Today three federal agencies released a proposed management plan for federally-controlled dams in the Columbia River Basin. The Bonneville Power Administration, Army Corps of Engineers and the Bureau of Reclamation released an environmental impact statement (EIS) evaluating the management of 14 dams and reservoirs that comprise the Columbia River Hydropower System. The statement proposes future management alternatives that affect communities along the Columbia and Snake Rivers, including one alternative that would remove the four federal dams on the lower Snake River.
The agencies’ preferred alternative is to increase the amount of water spilled over dams during the juvenile salmon migration to the ocean in the spring. While this action is anticipated to marginally increase salmon runs, the advantages for salmon would be modest compared to the dam breaching alternative.

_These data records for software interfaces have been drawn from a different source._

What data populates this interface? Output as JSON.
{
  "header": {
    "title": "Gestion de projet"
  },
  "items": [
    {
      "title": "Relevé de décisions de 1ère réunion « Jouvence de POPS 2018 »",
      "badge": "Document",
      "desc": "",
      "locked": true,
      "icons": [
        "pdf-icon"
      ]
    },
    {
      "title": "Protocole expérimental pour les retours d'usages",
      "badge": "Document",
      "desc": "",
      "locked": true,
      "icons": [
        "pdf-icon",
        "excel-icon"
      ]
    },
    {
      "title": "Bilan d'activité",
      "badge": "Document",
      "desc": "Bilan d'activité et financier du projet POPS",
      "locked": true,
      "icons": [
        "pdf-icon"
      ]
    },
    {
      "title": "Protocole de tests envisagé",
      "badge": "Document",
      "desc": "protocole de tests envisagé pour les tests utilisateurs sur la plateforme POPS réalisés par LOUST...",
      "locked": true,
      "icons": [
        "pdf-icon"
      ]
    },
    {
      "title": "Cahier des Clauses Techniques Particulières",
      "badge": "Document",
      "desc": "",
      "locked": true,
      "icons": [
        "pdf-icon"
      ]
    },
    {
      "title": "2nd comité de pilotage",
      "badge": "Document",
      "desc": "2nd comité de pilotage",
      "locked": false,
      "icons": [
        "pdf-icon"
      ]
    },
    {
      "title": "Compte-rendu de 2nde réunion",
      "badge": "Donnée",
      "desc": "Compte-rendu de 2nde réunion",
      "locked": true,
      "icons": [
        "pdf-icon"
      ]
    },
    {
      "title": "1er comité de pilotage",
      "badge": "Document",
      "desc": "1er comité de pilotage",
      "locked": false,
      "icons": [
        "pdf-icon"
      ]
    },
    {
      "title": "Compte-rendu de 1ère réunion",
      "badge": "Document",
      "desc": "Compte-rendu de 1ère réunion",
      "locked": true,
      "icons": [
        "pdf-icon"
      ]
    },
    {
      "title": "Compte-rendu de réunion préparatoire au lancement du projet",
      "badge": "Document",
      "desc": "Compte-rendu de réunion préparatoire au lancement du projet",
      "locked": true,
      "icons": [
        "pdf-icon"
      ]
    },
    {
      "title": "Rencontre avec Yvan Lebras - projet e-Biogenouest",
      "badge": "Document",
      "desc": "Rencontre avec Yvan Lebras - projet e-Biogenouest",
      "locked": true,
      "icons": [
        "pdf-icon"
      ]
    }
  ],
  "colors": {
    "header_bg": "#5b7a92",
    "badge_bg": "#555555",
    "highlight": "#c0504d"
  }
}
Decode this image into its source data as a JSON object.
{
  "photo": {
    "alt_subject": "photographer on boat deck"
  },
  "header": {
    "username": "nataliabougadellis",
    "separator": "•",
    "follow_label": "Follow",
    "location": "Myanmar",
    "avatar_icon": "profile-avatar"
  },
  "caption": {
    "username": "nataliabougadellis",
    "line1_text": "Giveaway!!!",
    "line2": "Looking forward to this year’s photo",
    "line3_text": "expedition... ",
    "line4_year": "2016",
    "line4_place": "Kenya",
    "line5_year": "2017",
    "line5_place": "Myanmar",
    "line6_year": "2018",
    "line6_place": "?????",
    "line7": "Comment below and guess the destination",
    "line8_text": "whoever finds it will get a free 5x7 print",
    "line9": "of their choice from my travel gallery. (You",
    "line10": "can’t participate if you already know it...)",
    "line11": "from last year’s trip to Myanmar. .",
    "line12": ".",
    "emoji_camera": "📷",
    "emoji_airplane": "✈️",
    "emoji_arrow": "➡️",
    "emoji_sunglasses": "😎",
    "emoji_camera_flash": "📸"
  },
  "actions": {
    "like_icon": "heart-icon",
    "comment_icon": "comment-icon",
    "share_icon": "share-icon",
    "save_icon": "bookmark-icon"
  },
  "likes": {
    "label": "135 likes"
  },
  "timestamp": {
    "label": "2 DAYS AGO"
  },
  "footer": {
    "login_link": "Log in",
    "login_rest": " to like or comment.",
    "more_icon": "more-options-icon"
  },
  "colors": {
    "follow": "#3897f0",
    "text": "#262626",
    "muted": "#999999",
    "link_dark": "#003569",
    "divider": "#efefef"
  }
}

Quinn Read, director of Northwest programs for Defenders of Wildlife, issued this statement:
“With southern resident orcas on the brink of extinction, there is no time to waste. Restoring salmon runs by breaching the four lower Snake River dams is necessary to put orcas back on the path towards survival, but to do this, we all need to work together. The Northwest doesn’t have to choose between orcas and clean energy. We can ensure a future for both wildlife and rural communities by working with stakeholders across the region to create a comprehensive plan that meets everyone’s needs. It’s time for our elected officials to step in and do what the Trump administration won’t and create a wholistic plan that restores the Snake River before we lose these orcas forever.”
Dam management in the Columbia River Basin
· There are several federal agencies that manage the dams on the Columbia and Snake Rivers: the Bonneville Power Administration, which markets the energy from the dams to electric utilities; and the Army Corps of Engineers and the Bureau of Reclamation, which operate and maintain the infrastructure of the dams.
· These agencies were ordered by a federal court to produce an Environmental Impact Statement updating the management of 14 federal dams in the Columbia Basin, which includes the four lower Snake River dams. This requirement is the result of decades-long litigation regarding the effect these federal dams have on salmon. Several organizations, including Native American tribes, environmental groups and fishing organizations, have repeatedly challenged the lack of a legal salmon recovery program.
· One of the leading causes of the decrease in Chinook salmon are the existence of hydroelectric dams in the Columbia River Basin, which includes four dams on the lower Snake River. These dams directly affect salmon runs by providing physical barriers to both adult salmon returning to the river to spawn and juvenile salmon migrating to the ocean.
· The lower Snake River is the largest tributary of the Columbia River. Before Europeans began colonizing the region in the early 1800s, roughly half of all the salmon returning to the mouth of the Columbia River were bound for the Snake River.
Dam removal and southern resident orcas
· Southern resident orcas are critically endangered, with only 72 left in the wild.
· These orcas, which live off the West coast, are facing extinction because their primary food source, Chinook salmon, have declined across the Northwest.
· While these once-epic salmon runs are a shadow of what they once were, salmon scientists have suggested that removing the four dams on the lower Snake River could recover these threatened salmon runs, resulting in approximately 1 million adult Chinook salmon returning to the mouth of the Columbia River every year.
· This would provide orcas with a substantial and critical source of food in their winter habitat range (the west coast of the U.S.). Leading orca scientists have said that orca recovery may be impossible if these dams are not removed.